• Source information:
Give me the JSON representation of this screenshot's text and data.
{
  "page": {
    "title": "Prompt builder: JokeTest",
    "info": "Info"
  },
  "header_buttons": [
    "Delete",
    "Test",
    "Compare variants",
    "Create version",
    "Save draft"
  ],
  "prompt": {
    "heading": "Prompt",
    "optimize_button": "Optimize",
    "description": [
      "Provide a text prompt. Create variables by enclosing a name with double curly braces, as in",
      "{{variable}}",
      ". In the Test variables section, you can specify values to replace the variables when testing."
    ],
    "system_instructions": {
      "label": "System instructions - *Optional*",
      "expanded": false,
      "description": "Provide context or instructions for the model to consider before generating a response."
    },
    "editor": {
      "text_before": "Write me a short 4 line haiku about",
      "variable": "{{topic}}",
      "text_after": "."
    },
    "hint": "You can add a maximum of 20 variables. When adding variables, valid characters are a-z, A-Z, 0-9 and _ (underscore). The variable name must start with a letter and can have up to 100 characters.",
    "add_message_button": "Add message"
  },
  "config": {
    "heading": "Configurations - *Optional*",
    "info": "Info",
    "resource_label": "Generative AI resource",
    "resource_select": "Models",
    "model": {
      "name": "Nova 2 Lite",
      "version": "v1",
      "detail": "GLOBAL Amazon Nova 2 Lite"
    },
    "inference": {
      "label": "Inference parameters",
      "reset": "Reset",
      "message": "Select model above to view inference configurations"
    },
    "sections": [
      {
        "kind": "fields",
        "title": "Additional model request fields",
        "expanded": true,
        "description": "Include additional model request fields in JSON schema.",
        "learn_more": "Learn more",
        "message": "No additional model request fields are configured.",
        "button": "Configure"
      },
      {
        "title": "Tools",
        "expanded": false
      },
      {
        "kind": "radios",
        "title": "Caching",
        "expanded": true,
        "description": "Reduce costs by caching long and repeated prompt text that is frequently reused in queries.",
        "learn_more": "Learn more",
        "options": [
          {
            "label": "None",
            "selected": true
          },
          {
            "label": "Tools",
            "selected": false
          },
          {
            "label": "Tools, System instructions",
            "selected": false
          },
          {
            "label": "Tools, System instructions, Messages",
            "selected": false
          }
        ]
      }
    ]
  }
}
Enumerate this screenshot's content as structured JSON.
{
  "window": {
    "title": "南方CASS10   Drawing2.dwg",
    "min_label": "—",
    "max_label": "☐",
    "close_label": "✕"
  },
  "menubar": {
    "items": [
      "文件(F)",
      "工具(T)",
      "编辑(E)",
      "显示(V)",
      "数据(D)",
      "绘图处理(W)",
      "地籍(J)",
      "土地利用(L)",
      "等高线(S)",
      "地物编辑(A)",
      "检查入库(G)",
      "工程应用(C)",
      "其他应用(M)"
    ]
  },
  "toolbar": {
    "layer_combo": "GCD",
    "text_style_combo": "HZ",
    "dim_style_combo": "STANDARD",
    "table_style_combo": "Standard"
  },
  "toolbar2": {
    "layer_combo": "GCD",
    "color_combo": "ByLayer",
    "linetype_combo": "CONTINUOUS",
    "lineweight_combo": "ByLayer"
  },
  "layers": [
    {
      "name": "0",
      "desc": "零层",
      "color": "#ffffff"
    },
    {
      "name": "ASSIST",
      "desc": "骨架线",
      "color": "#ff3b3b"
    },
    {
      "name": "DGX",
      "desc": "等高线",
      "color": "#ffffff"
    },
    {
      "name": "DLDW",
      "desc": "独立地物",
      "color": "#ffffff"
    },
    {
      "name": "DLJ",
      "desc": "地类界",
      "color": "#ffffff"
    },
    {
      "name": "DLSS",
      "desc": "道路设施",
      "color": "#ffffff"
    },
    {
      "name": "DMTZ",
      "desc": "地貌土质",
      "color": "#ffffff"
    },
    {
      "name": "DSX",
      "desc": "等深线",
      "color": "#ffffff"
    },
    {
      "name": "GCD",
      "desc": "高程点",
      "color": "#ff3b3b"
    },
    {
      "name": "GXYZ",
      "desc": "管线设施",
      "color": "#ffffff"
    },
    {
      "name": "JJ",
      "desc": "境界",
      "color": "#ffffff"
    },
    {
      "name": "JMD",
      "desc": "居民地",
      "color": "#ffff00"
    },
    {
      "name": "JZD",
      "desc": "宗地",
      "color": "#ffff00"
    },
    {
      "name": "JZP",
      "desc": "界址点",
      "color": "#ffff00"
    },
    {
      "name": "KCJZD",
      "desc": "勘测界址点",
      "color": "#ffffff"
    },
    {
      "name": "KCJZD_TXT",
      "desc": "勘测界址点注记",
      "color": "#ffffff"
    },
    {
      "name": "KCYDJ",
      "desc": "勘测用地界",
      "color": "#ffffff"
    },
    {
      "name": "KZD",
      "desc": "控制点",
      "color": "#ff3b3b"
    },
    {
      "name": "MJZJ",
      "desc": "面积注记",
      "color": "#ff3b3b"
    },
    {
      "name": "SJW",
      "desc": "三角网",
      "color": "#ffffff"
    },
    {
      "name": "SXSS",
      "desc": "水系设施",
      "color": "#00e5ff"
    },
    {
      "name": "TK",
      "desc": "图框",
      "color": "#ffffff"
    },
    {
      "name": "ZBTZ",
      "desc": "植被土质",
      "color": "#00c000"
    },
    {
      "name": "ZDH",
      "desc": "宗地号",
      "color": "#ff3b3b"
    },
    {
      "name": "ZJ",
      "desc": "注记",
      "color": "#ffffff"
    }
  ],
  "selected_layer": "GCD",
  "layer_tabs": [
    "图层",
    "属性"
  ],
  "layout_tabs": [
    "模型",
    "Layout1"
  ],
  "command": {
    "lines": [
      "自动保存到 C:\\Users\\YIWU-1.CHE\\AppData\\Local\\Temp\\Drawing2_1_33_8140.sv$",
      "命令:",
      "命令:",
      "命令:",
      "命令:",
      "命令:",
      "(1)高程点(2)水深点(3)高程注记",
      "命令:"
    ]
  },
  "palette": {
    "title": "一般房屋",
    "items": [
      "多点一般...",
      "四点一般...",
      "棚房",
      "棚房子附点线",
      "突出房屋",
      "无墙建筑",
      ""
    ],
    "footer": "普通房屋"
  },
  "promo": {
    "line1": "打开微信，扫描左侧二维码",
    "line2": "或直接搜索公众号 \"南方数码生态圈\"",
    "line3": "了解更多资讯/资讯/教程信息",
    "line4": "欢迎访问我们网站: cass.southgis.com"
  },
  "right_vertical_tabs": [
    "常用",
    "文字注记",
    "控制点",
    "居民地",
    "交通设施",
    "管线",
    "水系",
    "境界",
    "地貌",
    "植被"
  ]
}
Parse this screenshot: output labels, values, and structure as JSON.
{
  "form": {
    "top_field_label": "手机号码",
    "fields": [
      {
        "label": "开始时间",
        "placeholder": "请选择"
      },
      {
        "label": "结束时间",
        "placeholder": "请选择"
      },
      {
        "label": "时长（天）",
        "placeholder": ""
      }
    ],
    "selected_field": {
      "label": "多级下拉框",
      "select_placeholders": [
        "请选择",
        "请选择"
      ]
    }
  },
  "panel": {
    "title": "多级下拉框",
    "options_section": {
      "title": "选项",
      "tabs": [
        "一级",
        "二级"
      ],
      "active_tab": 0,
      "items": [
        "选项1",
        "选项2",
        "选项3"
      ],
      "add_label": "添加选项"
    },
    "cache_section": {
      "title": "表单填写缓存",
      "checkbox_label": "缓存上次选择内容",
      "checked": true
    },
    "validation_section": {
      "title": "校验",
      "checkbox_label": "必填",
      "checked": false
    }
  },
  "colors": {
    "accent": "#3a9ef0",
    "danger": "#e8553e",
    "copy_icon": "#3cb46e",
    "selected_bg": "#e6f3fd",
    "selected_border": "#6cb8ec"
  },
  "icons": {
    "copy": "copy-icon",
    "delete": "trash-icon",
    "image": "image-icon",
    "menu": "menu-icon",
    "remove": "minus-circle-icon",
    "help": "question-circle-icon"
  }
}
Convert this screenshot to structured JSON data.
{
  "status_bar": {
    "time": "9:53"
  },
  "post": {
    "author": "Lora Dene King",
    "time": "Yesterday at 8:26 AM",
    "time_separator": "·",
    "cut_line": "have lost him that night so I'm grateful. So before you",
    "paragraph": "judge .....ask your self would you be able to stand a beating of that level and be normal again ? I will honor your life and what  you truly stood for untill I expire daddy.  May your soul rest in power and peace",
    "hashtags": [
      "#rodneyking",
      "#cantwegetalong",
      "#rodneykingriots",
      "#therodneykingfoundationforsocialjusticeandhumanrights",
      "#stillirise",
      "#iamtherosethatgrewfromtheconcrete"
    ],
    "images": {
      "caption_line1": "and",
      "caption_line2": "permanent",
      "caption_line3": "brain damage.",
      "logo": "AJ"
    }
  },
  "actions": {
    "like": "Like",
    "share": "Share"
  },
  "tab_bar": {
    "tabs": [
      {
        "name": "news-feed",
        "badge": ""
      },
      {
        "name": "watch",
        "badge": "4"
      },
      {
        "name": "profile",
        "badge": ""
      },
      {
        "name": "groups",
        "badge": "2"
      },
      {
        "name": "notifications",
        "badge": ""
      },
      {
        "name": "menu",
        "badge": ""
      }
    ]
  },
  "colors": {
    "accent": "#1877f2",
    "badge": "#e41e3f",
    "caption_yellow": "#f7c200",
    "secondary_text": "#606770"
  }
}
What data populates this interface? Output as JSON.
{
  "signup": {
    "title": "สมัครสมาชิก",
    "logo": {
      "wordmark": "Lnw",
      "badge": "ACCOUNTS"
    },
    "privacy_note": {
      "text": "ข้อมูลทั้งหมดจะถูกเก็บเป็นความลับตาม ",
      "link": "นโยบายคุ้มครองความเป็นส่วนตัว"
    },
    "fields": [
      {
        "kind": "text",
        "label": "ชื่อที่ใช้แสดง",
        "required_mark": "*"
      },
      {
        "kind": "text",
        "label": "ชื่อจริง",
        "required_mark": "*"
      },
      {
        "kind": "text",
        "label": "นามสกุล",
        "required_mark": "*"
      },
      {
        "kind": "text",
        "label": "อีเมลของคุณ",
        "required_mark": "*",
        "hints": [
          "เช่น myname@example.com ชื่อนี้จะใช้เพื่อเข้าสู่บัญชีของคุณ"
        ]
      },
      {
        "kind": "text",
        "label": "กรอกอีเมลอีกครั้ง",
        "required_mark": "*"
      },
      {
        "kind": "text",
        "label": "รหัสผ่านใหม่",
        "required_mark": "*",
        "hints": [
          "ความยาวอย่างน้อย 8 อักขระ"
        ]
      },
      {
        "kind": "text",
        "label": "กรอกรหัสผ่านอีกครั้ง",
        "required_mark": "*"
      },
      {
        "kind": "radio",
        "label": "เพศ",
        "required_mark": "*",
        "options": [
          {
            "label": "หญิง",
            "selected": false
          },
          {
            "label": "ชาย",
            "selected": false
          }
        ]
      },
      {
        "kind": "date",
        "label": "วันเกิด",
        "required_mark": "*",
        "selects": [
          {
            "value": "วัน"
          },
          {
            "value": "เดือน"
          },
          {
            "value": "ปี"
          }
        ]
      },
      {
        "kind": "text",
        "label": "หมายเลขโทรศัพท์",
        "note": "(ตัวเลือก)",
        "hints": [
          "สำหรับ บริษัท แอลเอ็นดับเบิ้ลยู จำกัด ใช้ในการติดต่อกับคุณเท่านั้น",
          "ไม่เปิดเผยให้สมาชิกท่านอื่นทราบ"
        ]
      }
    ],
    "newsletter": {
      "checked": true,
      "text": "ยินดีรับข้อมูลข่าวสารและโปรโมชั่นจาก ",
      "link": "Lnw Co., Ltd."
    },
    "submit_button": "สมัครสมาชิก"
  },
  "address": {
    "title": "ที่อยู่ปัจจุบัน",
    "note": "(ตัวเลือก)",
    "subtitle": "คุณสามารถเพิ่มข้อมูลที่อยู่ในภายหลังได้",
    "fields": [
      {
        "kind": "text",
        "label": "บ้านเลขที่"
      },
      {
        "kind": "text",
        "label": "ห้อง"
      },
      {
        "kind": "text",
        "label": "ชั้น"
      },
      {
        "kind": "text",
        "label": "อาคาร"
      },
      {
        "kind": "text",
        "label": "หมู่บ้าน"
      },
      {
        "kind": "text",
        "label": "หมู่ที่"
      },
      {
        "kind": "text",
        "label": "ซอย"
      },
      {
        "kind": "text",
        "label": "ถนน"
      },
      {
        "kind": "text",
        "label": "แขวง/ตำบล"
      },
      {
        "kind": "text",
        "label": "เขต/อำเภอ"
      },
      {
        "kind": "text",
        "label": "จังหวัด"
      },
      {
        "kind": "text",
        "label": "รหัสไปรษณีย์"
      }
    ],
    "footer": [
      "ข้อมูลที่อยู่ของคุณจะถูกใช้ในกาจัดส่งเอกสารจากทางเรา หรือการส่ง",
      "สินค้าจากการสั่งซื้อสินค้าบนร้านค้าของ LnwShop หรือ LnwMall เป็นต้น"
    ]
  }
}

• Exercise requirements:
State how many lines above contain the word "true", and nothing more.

• Task response:
5